Yeah that haughty, I am being nice to the bastard now, attitude has driven me to distraction young as I in this publication business. Phil has obviously not seen fit to read my previous introduction or decided to consciously ignore that information when I gave my “credentials” for be able, young as I am, to do a review on a Bogie film. I had been reared by black and white film crazed parents who from an early age carted me off to various film festival retrospectives both in college and later. I, in my turn, when I came off age would go myself, and later with various cheap date dates to my own slew of such features. I say again for Phil or anybody else I don’t need some certificate to prove that I can write intelligently about Bogie or about the golden age of screwball comedy. An age when the likes of Preston Sturgis, George Cukor, and the director here Howard Hawks made America laugh at itself for a few minutes in the heat of the 1930s Greta Depression and later the slogging through World War II that my grandparents and great-grandparents went through. WTF how hard is that to understand . Kenny Jacobs] 


I had to laugh when I read Phil Larkin’s review of The Avengers since he gave it short shrift in the story-line department.

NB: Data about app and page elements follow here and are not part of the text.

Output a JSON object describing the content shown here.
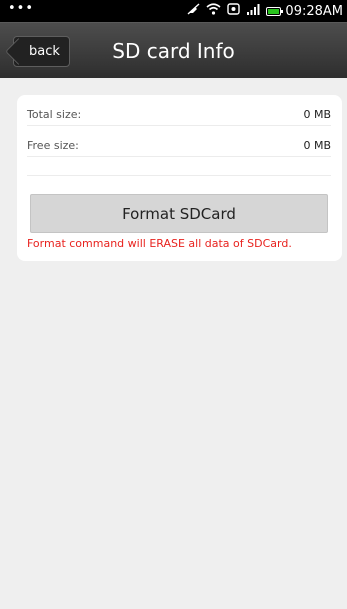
{
  "status_bar": {
    "menu_dots": "•••",
    "icons": [
      "mute-icon",
      "wifi-icon",
      "nfc-icon",
      "signal-icon",
      "battery-icon"
    ],
    "time": "09:28AM",
    "battery_color": "#29c21d"
  },
  "header": {
    "back_label": "back",
    "title": "SD card Info"
  },
  "sd_info": {
    "total_label": "Total size:",
    "total_value": "0 MB",
    "free_label": "Free size:",
    "free_value": "0 MB"
  },
  "actions": {
    "format_label": "Format SDCard",
    "warning": "Format command will ERASE all data of SDCard.",
    "warning_color": "#e8231f"
  }
}
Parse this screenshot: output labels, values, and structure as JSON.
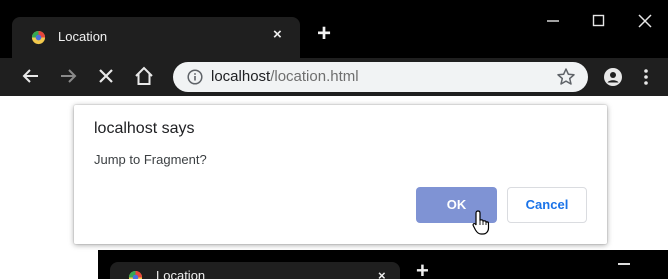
{
  "browser": {
    "tab": {
      "title": "Location",
      "favicon": "chrome-favicon",
      "close_glyph": "×"
    },
    "new_tab_glyph": "+",
    "window_controls": [
      "minimize-icon",
      "maximize-icon",
      "close-icon"
    ],
    "toolbar": {
      "icons": [
        "back-arrow-icon",
        "forward-arrow-icon",
        "stop-icon",
        "home-icon",
        "info-icon",
        "star-icon",
        "account-icon",
        "menu-icon"
      ],
      "url_host": "localhost",
      "url_path": "/location.html"
    }
  },
  "dialog": {
    "title": "localhost says",
    "message": "Jump to Fragment?",
    "ok_label": "OK",
    "cancel_label": "Cancel"
  },
  "background_window": {
    "tab_title": "Location",
    "close_glyph": "×",
    "new_tab_glyph": "+"
  },
  "colors": {
    "titlebar": "#000000",
    "toolbar": "#1f1f1f",
    "omnibox": "#f1f3f4",
    "ok_button": "#7f93d4",
    "cancel_text": "#1a73e8"
  }
}
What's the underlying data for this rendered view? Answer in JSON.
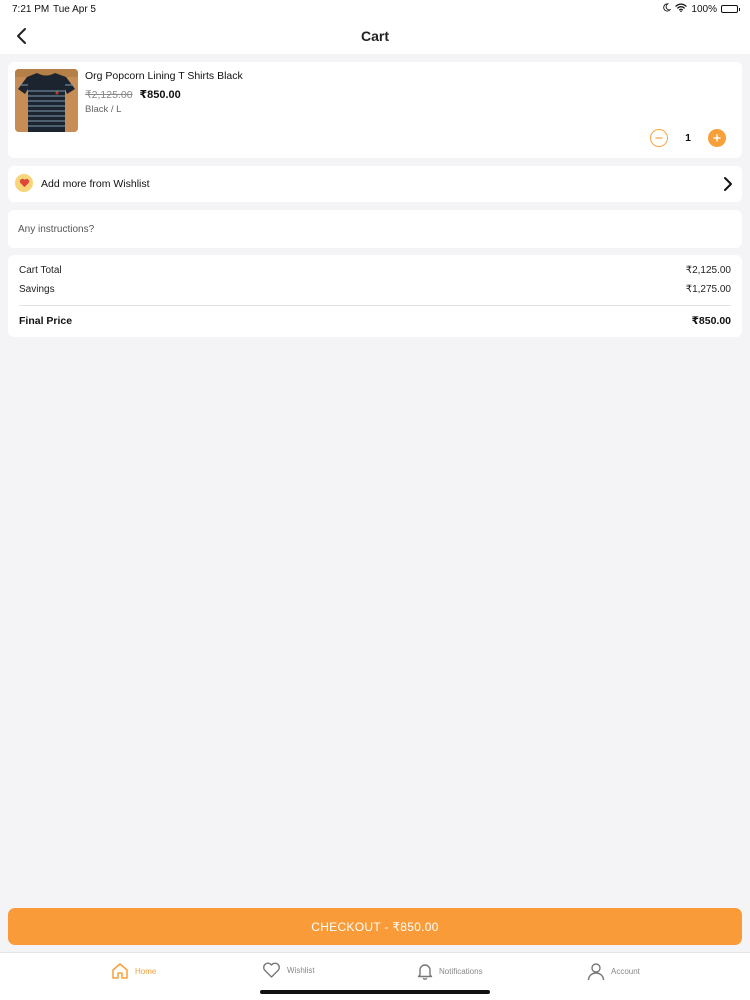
{
  "status_bar": {
    "time": "7:21 PM",
    "date": "Tue Apr 5",
    "battery": "100%"
  },
  "nav": {
    "title": "Cart"
  },
  "cart_item": {
    "name": "Org Popcorn Lining T Shirts Black",
    "old_price": "₹2,125.00",
    "price": "₹850.00",
    "variant": "Black / L",
    "quantity": "1"
  },
  "wishlist": {
    "label": "Add more from Wishlist"
  },
  "instructions": {
    "placeholder": "Any instructions?"
  },
  "summary": {
    "cart_total_label": "Cart Total",
    "cart_total_value": "₹2,125.00",
    "savings_label": "Savings",
    "savings_value": "₹1,275.00",
    "final_label": "Final Price",
    "final_value": "₹850.00"
  },
  "checkout": {
    "label": "CHECKOUT - ₹850.00"
  },
  "tabs": [
    {
      "label": "Home",
      "icon": "home-icon"
    },
    {
      "label": "Wishlist",
      "icon": "heart-icon"
    },
    {
      "label": "Notifications",
      "icon": "bell-icon"
    },
    {
      "label": "Account",
      "icon": "person-icon"
    }
  ],
  "colors": {
    "accent": "#f99b38",
    "background": "#f4f3f6"
  }
}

Wrote the whole thing as some kind of ghoulish nightmare in about three lines so what he really wanted to write about was the “injustice” done to him-again. Which is maybe why Greg wanted me to do the Bringing Up Baby. Wanted to get more than three lines about the actual film he was reviewing. Of course with Baby, with any film you can do a sabotage job dismissing a film in a few words. You can also get the kernel of truth the film is trying to get at as well.

Here you have goof paleontologist Huxley, maybe vibes of Aldous, played by Cary Grant playing a little against type, fussing over finishing the construction of his pet project dinosaur bones getting that one last piece. Strangely just the day before he is to get married to his wet blanket assistant who only apparently wants him for his brain and fame potential. No way is Cary going to marry that person so let’s segue into later when to hustle some hard cash to finish up the project he winds up on a golf course trying to hustle dough from a rich matron’s lawyer. Enter poor little holy goof rich girl Susan, played by Katharine Hepburn playing pretty far from type and which ended up with poor box office haunting her career for a couple of years until she got all wistful and delightful in The Philadelphia Story. From that first meeting the pair exchange, mainly her exchange, a comedy of errors including a lot of dipsy-doodle around a dog and that last piece dinosaur bone. But you know as well as I do that through all the misadventures that holy goof Susan starts to grow on the good ancient bone goof Doctor. Of course there has to be one last pratfall by Susan to cement their mutual love with the poor innocent dinosaur taking a beating once more as if that millions of years ago extinction wasn’t humiliating enough. Short summary but more three lines to wrap up another Hollywood boy meets girl story that frankly was not hard for me to figure out or watch with interest. Touché Phil.